The governor of Tehran has labeled these evangelical believers as "missionaries" and is threatening more arrests in the future.


As was noted in the New York Times on Dec. 13, Nassir Sharhoom, 47, an Iraqi Christian who fled Baghdad last month with his family for the Kurdish capital of Erbil, said: "It's exactly what happened to the Jews; they want us all to go."


While much of the world remains silent on the plight of Christians in Iraq, Egypt and Syria, the Jewish people cannot ignore the situation.


Christianity has traveled a remarkable distance in the aftermath of the Holocaust in coming to terms with Judaism.


The teachings of the Nostra Aetate, the rejection of supercessionism and recognition of the Jewish roots of Christianity have built a foundation of increased theological trust between Jews and Christians.

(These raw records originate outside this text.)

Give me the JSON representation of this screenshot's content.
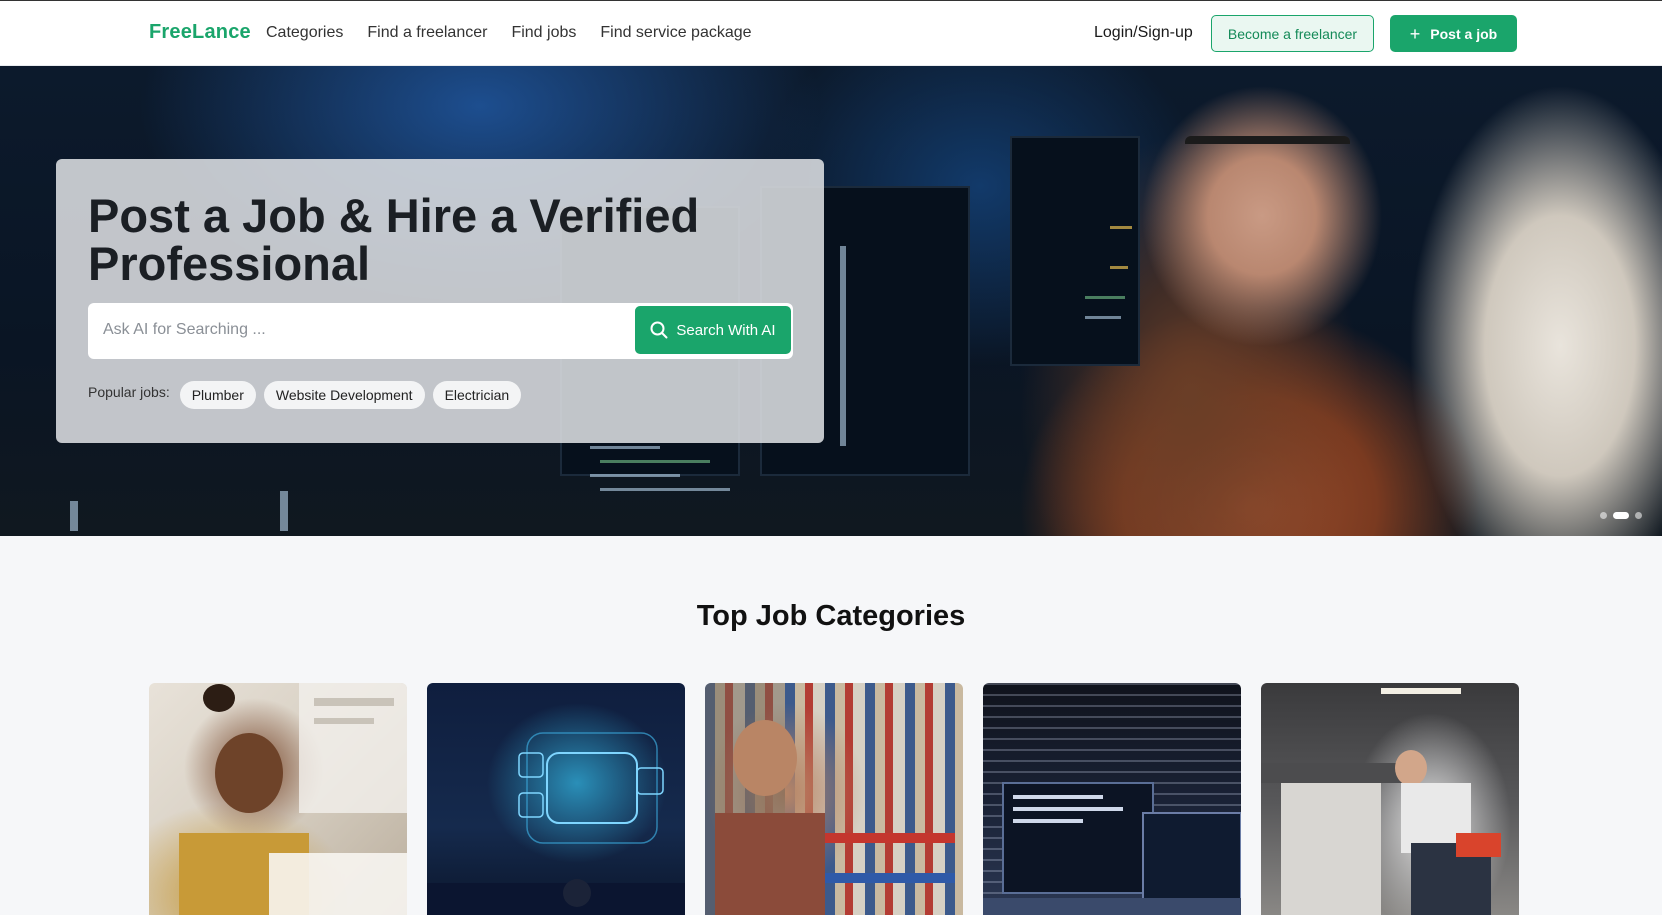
{
  "navbar": {
    "logo": "FreeLance",
    "links": [
      "Categories",
      "Find a freelancer",
      "Find jobs",
      "Find service package"
    ],
    "login": "Login/Sign-up",
    "become_label": "Become a freelancer",
    "post_label": "Post a job"
  },
  "hero": {
    "title": "Post a Job & Hire a Verified Professional",
    "search": {
      "placeholder": "Ask AI for Searching ...",
      "button_label": "Search With AI"
    },
    "popular_label": "Popular jobs:",
    "popular_jobs": [
      "Plumber",
      "Website Development",
      "Electrician"
    ],
    "carousel": {
      "total": 3,
      "active_index": 1
    }
  },
  "categories_section": {
    "title": "Top Job Categories"
  },
  "colors": {
    "brand": "#1aa56b",
    "text": "#1b1f24"
  },
  "icons": {
    "post_button": "plus-icon",
    "search_button": "search-icon"
  }
}
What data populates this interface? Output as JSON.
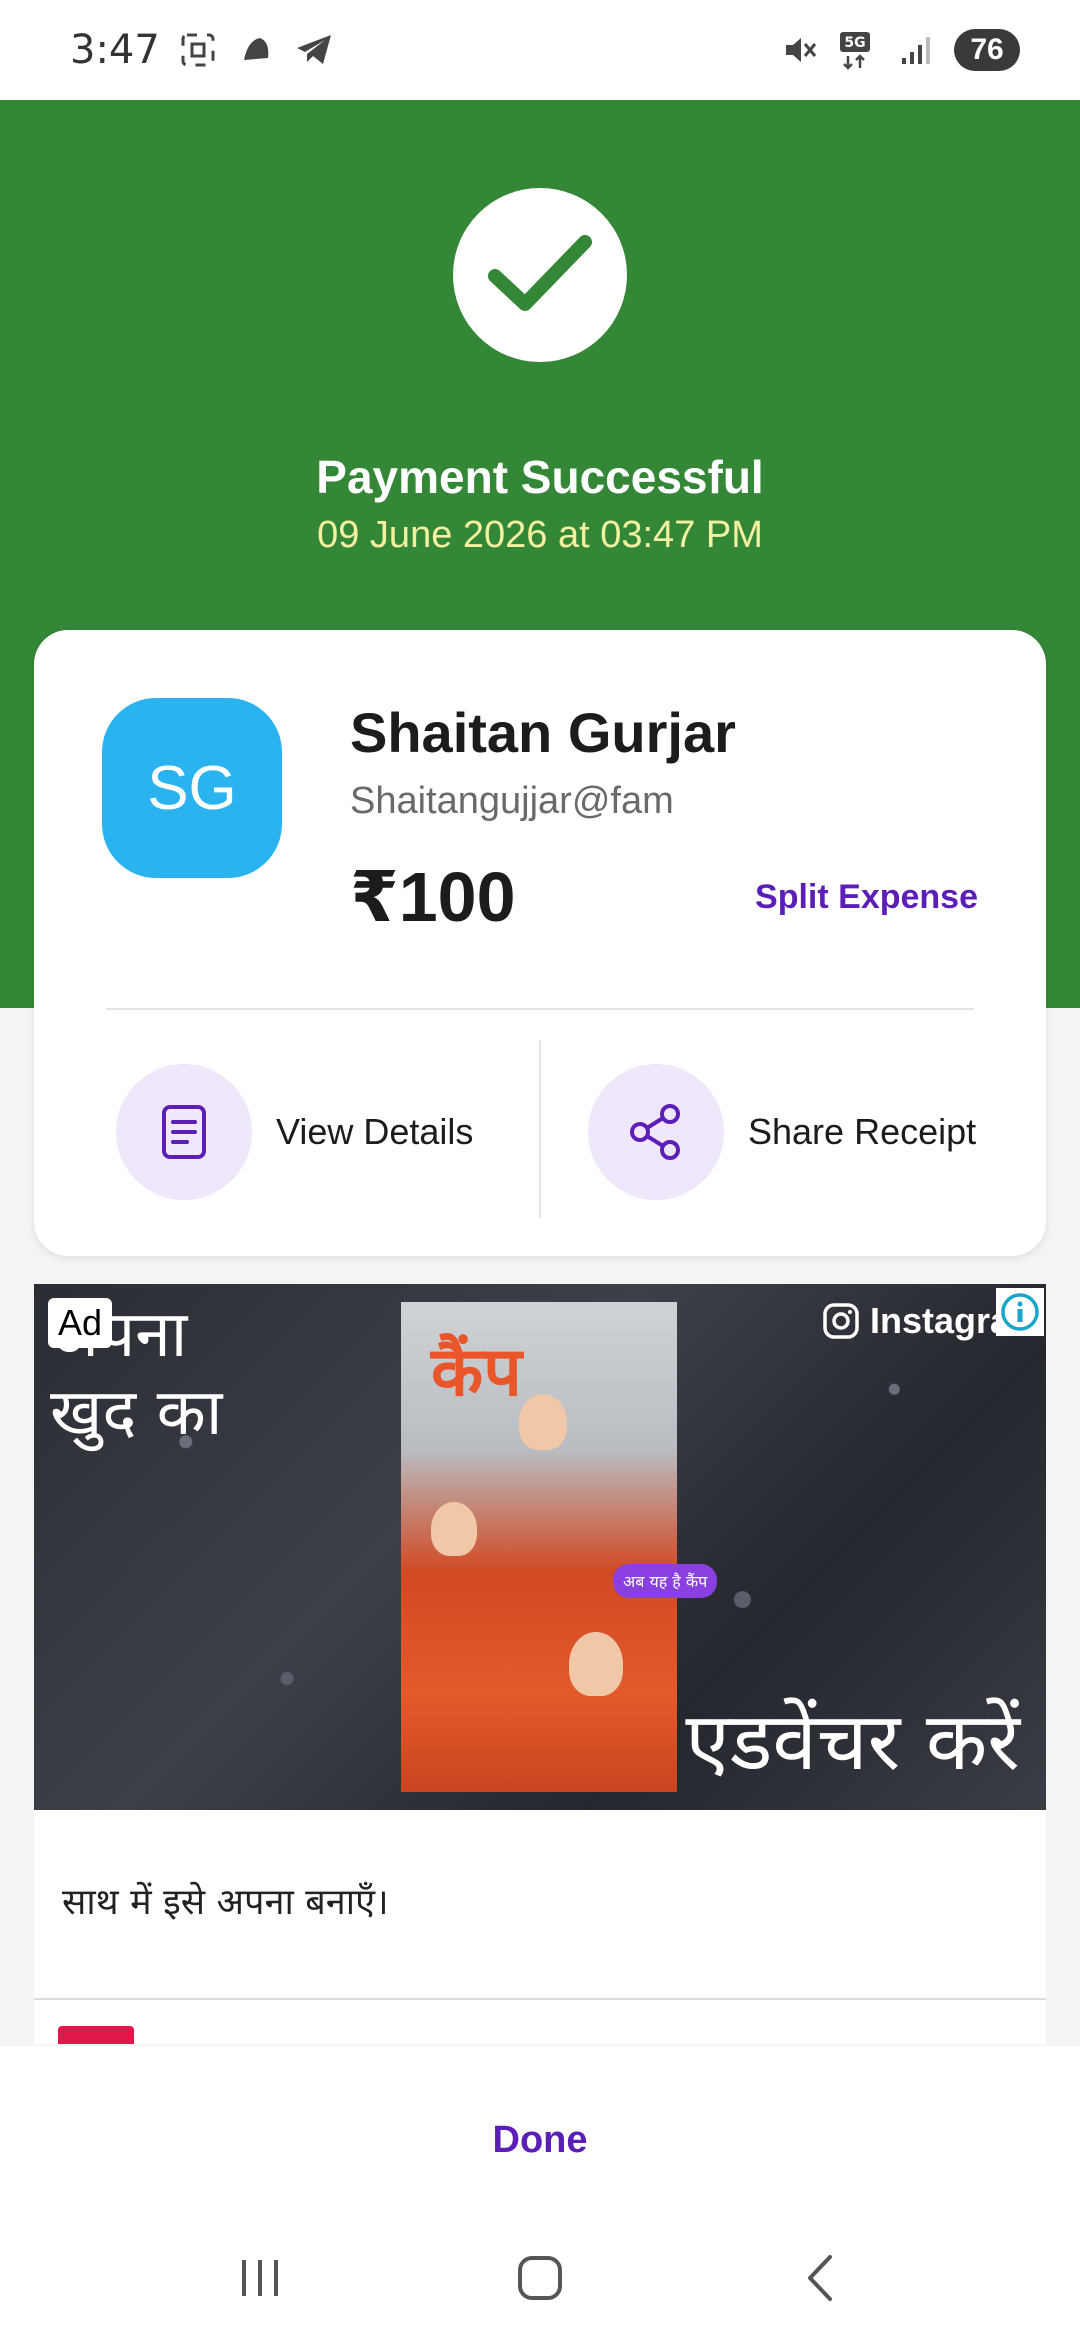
{
  "status_bar": {
    "time": "3:47",
    "battery": "76",
    "network": "5G"
  },
  "header": {
    "title": "Payment Successful",
    "datetime": "09 June 2026 at 03:47 PM",
    "accent_color": "#358738"
  },
  "payee": {
    "initials": "SG",
    "name": "Shaitan Gurjar",
    "upi_id": "Shaitangujjar@fam",
    "amount": "₹100"
  },
  "actions": {
    "split_expense": "Split Expense",
    "view_details": "View Details",
    "share_receipt": "Share Receipt"
  },
  "ad": {
    "badge": "Ad",
    "top_text_line1": "अपना",
    "top_text_line2": "खुद का",
    "brand": "Instagram",
    "poster_title": "कैंप",
    "poster_chip": "अब यह है कैंप",
    "bottom_text": "एडवेंचर करें",
    "caption": "साथ में इसे अपना बनाएँ।"
  },
  "footer": {
    "done_label": "Done"
  },
  "colors": {
    "brand_purple": "#5b1fb8",
    "avatar_blue": "#2bb3f0",
    "action_icon_bg": "#f1e7fb"
  }
}
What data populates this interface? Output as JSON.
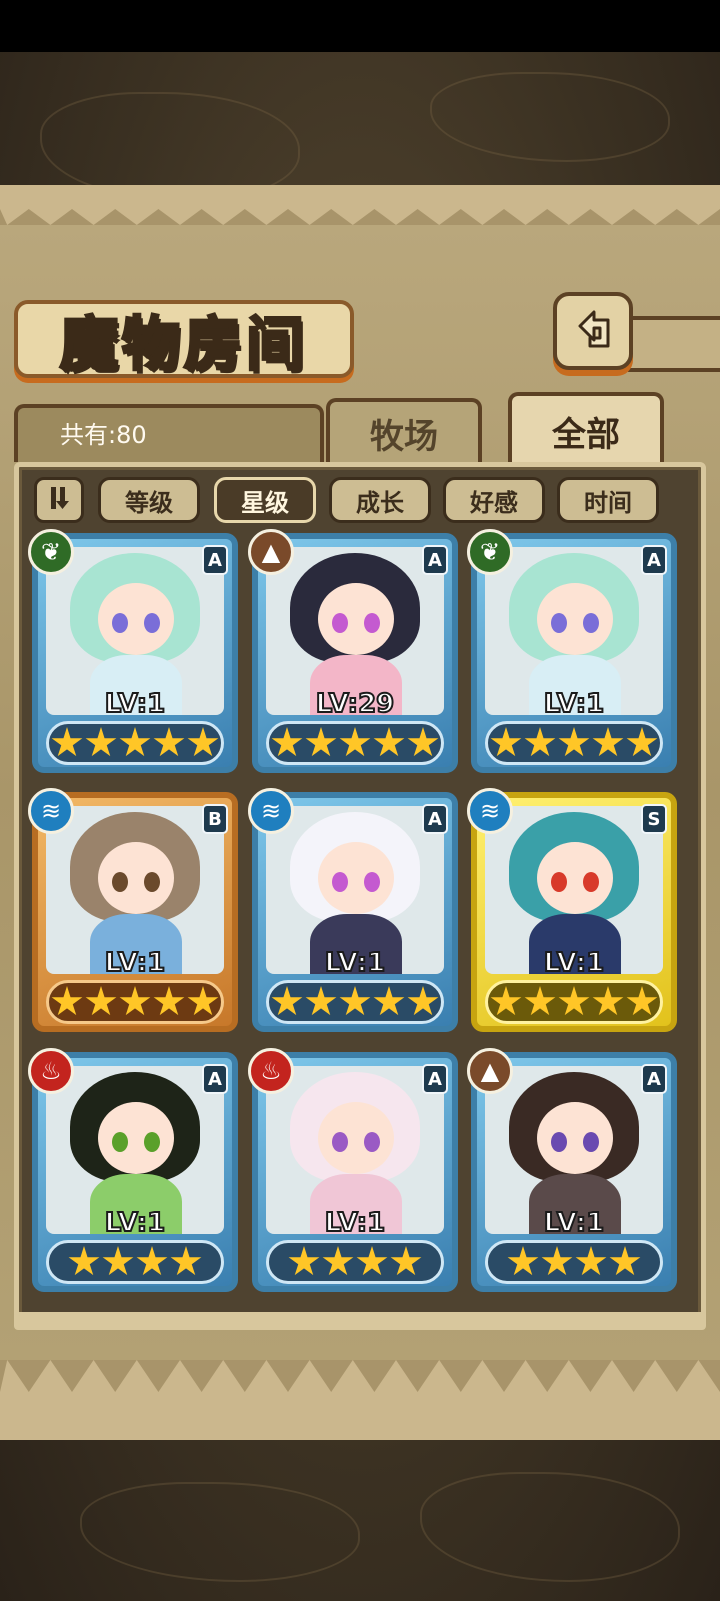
{
  "header": {
    "title": "魔物房间",
    "back_icon": "return-arrow-icon"
  },
  "tabs": [
    {
      "label": "牧场",
      "selected": false
    },
    {
      "label": "全部",
      "selected": true
    }
  ],
  "count_label": "共有:80",
  "sort_bar": {
    "toggle_icon": "sort-order-icon",
    "buttons": [
      {
        "label": "等级",
        "active": false
      },
      {
        "label": "星级",
        "active": true
      },
      {
        "label": "成长",
        "active": false
      },
      {
        "label": "好感",
        "active": false
      },
      {
        "label": "时间",
        "active": false
      }
    ]
  },
  "monsters": [
    {
      "level": "LV:1",
      "rank": "A",
      "element": "leaf",
      "element_color": "#2f6b26",
      "stars": 5,
      "hair": "#a8e4d2",
      "outfit": "#d8eef5",
      "eye": "#7a6ed8"
    },
    {
      "level": "LV:29",
      "rank": "A",
      "element": "earth",
      "element_color": "#7a4a2a",
      "stars": 5,
      "hair": "#2a2a3c",
      "outfit": "#f3b6c8",
      "eye": "#c45ad0"
    },
    {
      "level": "LV:1",
      "rank": "A",
      "element": "leaf",
      "element_color": "#2f6b26",
      "stars": 5,
      "hair": "#a8e4d2",
      "outfit": "#d8eef5",
      "eye": "#7a6ed8"
    },
    {
      "level": "LV:1",
      "rank": "B",
      "element": "water",
      "element_color": "#1f7fbf",
      "stars": 5,
      "hair": "#9a836b",
      "outfit": "#7ab0dc",
      "eye": "#6b4a2c"
    },
    {
      "level": "LV:1",
      "rank": "A",
      "element": "water",
      "element_color": "#1f7fbf",
      "stars": 5,
      "hair": "#f4f4fa",
      "outfit": "#3a3a5a",
      "eye": "#c45ad0"
    },
    {
      "level": "LV:1",
      "rank": "S",
      "element": "water",
      "element_color": "#1f7fbf",
      "stars": 5,
      "hair": "#3aa0a8",
      "outfit": "#2a3a6a",
      "eye": "#d83a2a"
    },
    {
      "level": "LV:1",
      "rank": "A",
      "element": "fire",
      "element_color": "#c3241e",
      "stars": 4,
      "hair": "#1e2418",
      "outfit": "#8ccd6a",
      "eye": "#5aa02a"
    },
    {
      "level": "LV:1",
      "rank": "A",
      "element": "fire",
      "element_color": "#c3241e",
      "stars": 4,
      "hair": "#f6e6ee",
      "outfit": "#f0c6d6",
      "eye": "#9a5ac4"
    },
    {
      "level": "LV:1",
      "rank": "A",
      "element": "earth",
      "element_color": "#7a4a2a",
      "stars": 4,
      "hair": "#3a2a24",
      "outfit": "#5a4a4a",
      "eye": "#6a4ab0"
    }
  ]
}
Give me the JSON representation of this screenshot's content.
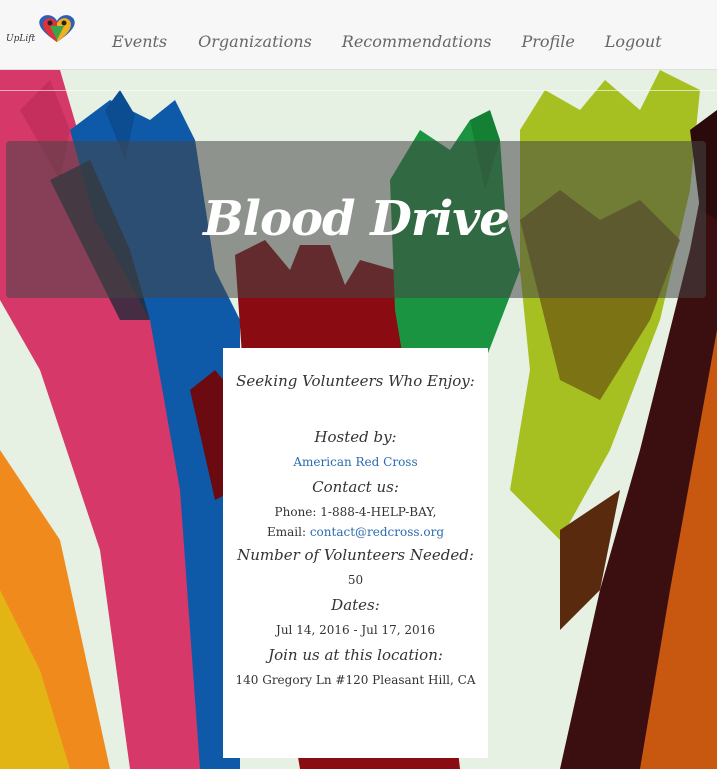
{
  "brand": {
    "text": "UpLift"
  },
  "nav": {
    "events": "Events",
    "organizations": "Organizations",
    "recommendations": "Recommendations",
    "profile": "Profile",
    "logout": "Logout"
  },
  "event": {
    "title": "Blood Drive",
    "seeking_label": "Seeking Volunteers Who Enjoy:",
    "hosted_label": "Hosted by:",
    "host_name": "American Red Cross",
    "contact_label": "Contact us:",
    "phone_line": "Phone: 1-888-4-HELP-BAY,",
    "email_prefix": "Email:",
    "email": "contact@redcross.org",
    "volunteers_label": "Number of Volunteers Needed:",
    "volunteers_needed": "50",
    "dates_label": "Dates:",
    "dates": "Jul 14, 2016 - Jul 17, 2016",
    "location_label": "Join us at this location:",
    "location": "140 Gregory Ln #120 Pleasant Hill, CA"
  },
  "colors": {
    "link": "#2b6cb0",
    "banner": "#464646",
    "background": "#e8f2e6"
  }
}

In Israel, according to Rabbi Eugene Korn, North American director of the Center for Jewish-Christian Understanding and Cooperation, the number of Christians in Israel has risen from approximately 40,000 in 1948 to 155,000 today.


By contrast, approximately 2 million Christians have left Muslim countries in the Middle East in the last 20 years.


This greater sense of kinship between Jews and Christians must include the taking of joint steps, when possible, to protect the Christians of the Middle East.


As Pope Benedict prayed in his Christmas message from St. Peter's Basilica: "May the comforting message of the coming of Emmanuel ease the pain and bring consolation amid their trials to the beloved Christian communities in Iraq and throughout the Middle East."